Earle Gister, who, as associate dean, chair of the Acting Department, and the first Lloyd Richards Professor of Acting during his two-decade tenure at the Yale School of Drama, was a highly influential figure in the acting world, died Jan. 22 in his sleep at his home in New Haven, his son Carey said. He was 77.
Bingham Ray, who championed indie films throughout his career as co-founder of October Films and prexy of United Artists and was recently named exec director of the San Francisco Film Society, died Monday in Provo, Utah, after suffering two strokes last week. He was 57.
Jacqueline Grennan Wexler was a pioneer throughout her career, sitting on corporate boards, leading the National Conference of Christians and Jews and serving as president of two colleges, Webster in St. Louis and Hunter in New York City.
Omus Hirshbein, a colorful, headstrong arts administrator who directed important concert series at Hunter College and the 92nd Street Y, founded the New York Chamber Symphony and held posts at the National Endowment for the Arts, died on Dec. 31 in Manhattan. He was 77.
Bernard Bellush. a labor historian and activist, has died of natural causes at age 94.

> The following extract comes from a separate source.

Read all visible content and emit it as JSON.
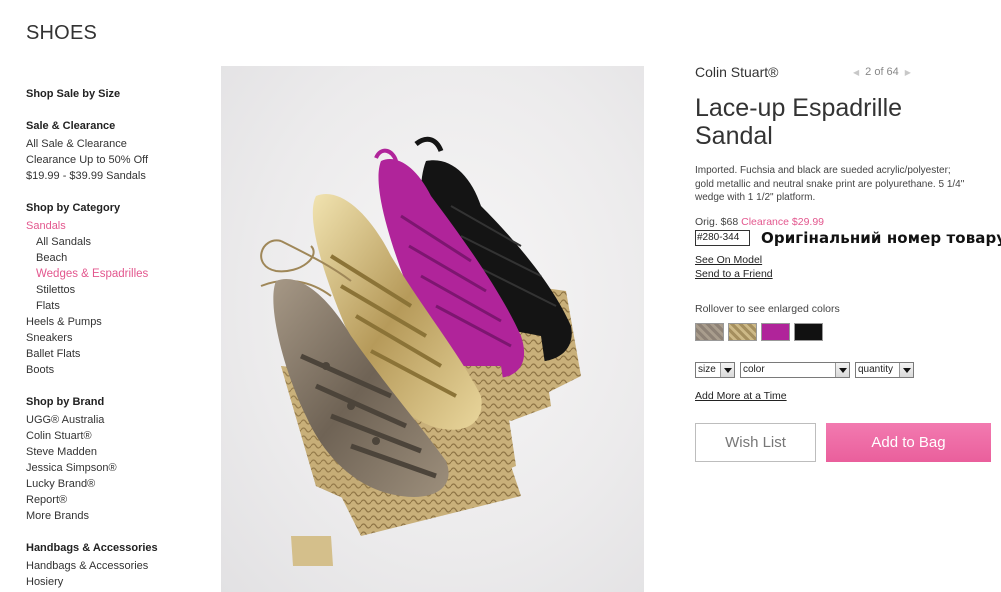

When medical pioneer Dr. Josephine English, the first African-American woman to have an OB/GYN practice in the state of New York, was in financial difficulties with her Adelphi Medical Clinic in 1995, she told her creditors that her life’s work for the mothers of Fort Greene ought to count for something in the equation.
Evelyn Handler, a cell biologist who, as the first woman to serve as president of Brandeis University, set off an acrimonious debate over the university’s Jewish identity when she secularized some campus traditions in hopes of attracting more non-Jewish students, died Dec. 23 in a pedestrian accident in Bedford, N.H. She was 78.